Now Steph Steel—thank you—has provided an update on some of the Government’s initiatives in the defence industry area and I’m sure that her location in this area and other government bodies, AUS Industry, and their presence here in the Illawarra will continue to support and enhance the work that you do.
There is no doubt that our region will stand to benefit from the Australian Government’s investment of $270 billion dollars to develop defence capability over the next decade and yesterday’s announcement to grow the defence workforce by about 18,500 personnel by 2040 adds to this.
So, this is a significant investment in Australian skills, infrastructure, and technology.
And since the Australian Government announced its priorities for supporting defence industry in September 2020, Defence has been working to deliver greater support for small business and to build programs that ensure that our large suppliers are held to account to deliver on their contractual commitments and as a result, build a stronger and resilient defence industry.
Now as Sarah has mention earlier today, from the defence industry perspective, these priorities have focussed on strengthening Australian industry capability.
But one thing that COVID taught us, and certainly some of the work that I’ve done as part of the Defence, Foreign Affairs and Trade Joint Standing Committee, is that sovereign capability is vitally important.
One of the things that COVID taught us was how difficult supply chain and supply chain management is, particularly in times of a pandemic.
And so therefore, there is now greater focus on sovereign capability, on Australian manufacturing, on doing more in Australia. And that means that, whereas before, as was mentioned earlier, price was often the most important determinate, now there are other factors that are going to ensure that we have to become more self-reliant.
We cannot, we cannot continue to depend as strongly as we have in the past, on overseas dependence, especially where those supply chains come from markets, particularly markets that are controlled by totalitarian regimes and I’m on the record as making comments in relation to this. But I think now, and particularly in relation to an area like this, I think that we will see the benefits of that greater reliance in Australia.
What is also clear from today’s conversation that we’ve had is that there are issues, there are challenges and despite the Government’s programs, particularly in the defence industry space, have been very good at times, well aimed, there is scope for us to improve and I am sure that Steph and her team and all the other Government representatives in the area certainly heeded your comments this morning and will be there and available to assist you as is required.
So, I would like to conclude, if I may, to say to you—Port Kembla is my vision. It has been my vision for a long, long time.

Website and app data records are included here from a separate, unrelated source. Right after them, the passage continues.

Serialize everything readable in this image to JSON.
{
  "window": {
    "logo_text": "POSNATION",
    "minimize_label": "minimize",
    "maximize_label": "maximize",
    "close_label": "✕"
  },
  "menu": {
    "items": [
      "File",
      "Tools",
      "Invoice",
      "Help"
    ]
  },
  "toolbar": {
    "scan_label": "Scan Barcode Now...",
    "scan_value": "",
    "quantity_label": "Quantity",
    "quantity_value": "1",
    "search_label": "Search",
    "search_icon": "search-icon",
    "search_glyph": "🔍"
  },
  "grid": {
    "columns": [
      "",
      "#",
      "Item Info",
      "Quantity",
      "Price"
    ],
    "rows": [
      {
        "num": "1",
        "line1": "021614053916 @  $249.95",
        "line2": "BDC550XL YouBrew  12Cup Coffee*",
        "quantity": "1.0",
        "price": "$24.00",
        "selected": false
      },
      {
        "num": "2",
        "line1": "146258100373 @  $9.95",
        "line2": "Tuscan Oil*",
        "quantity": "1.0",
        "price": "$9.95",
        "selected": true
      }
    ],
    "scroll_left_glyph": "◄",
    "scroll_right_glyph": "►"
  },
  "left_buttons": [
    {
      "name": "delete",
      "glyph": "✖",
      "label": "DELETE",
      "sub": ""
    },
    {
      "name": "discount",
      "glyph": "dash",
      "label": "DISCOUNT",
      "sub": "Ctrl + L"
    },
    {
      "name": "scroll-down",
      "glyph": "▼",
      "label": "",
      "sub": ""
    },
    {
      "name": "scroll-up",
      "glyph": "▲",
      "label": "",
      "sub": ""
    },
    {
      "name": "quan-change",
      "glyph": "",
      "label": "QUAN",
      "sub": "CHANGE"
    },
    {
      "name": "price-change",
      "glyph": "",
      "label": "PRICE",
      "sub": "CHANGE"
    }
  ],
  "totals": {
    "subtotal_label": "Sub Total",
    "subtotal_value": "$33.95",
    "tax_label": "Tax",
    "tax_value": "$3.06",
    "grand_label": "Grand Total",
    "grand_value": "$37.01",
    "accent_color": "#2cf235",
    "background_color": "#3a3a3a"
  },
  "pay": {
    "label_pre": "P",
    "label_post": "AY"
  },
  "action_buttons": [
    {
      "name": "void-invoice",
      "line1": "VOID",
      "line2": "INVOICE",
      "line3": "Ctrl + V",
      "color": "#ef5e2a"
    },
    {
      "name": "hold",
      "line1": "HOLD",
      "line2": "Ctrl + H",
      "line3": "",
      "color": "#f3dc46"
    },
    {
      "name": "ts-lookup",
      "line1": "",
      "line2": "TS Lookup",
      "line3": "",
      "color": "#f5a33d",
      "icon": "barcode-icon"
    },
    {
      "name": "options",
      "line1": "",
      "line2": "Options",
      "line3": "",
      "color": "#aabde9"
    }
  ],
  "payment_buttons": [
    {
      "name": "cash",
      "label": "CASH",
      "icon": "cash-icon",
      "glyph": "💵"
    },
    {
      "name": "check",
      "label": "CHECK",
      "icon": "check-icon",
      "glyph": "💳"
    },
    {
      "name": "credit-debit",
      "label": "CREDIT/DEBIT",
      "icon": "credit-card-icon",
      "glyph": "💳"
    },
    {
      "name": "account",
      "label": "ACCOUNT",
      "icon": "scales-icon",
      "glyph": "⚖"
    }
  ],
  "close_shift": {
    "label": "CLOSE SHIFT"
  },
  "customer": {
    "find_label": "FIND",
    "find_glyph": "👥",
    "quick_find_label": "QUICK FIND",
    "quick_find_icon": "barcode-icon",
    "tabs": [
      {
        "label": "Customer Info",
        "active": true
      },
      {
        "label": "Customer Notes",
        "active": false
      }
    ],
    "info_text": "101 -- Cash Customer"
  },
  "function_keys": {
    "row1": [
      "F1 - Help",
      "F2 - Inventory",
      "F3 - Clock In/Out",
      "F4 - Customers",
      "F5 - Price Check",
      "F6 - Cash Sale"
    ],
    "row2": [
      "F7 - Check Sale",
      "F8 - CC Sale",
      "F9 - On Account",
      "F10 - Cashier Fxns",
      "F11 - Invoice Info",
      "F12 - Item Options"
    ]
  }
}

I know that Port Kembla is the best option now to base submarines on the East Coast and potentially, I would like to see into the future, a broader naval base. But that’s something for the future.
It is a secure, protected, deep-water port that is not weather limited. It has easy access to the deep waters beyond the continental shelf. It is proximate to Navy’s East Australia Exercise Area and once again, the Port Kembla option we know is further enhanced by other aspects including an existing manufacturing base, a very highly skilled workforce, a world-class tertiary education facility in the university and other facilities in the area, enormous R&D capabilities and most pertinently, the skills, expertise of our local defence industry.
Ladies and gentlemen, we do live in a very troubled world and the geopolitical situation that we face today and into the foreseeable future, must be a catalyst for the acquisition of our future submarines and for them to be based on the East Coast and to be based in Port Kembla.
This is vital for the defence of Australia.
Can I thank you for your kind attention. Can I thank you for your participation and I know that we have so much to offer in such an important space for Australia, and that is the very defence of Australia and its people.
Thank you very, very much.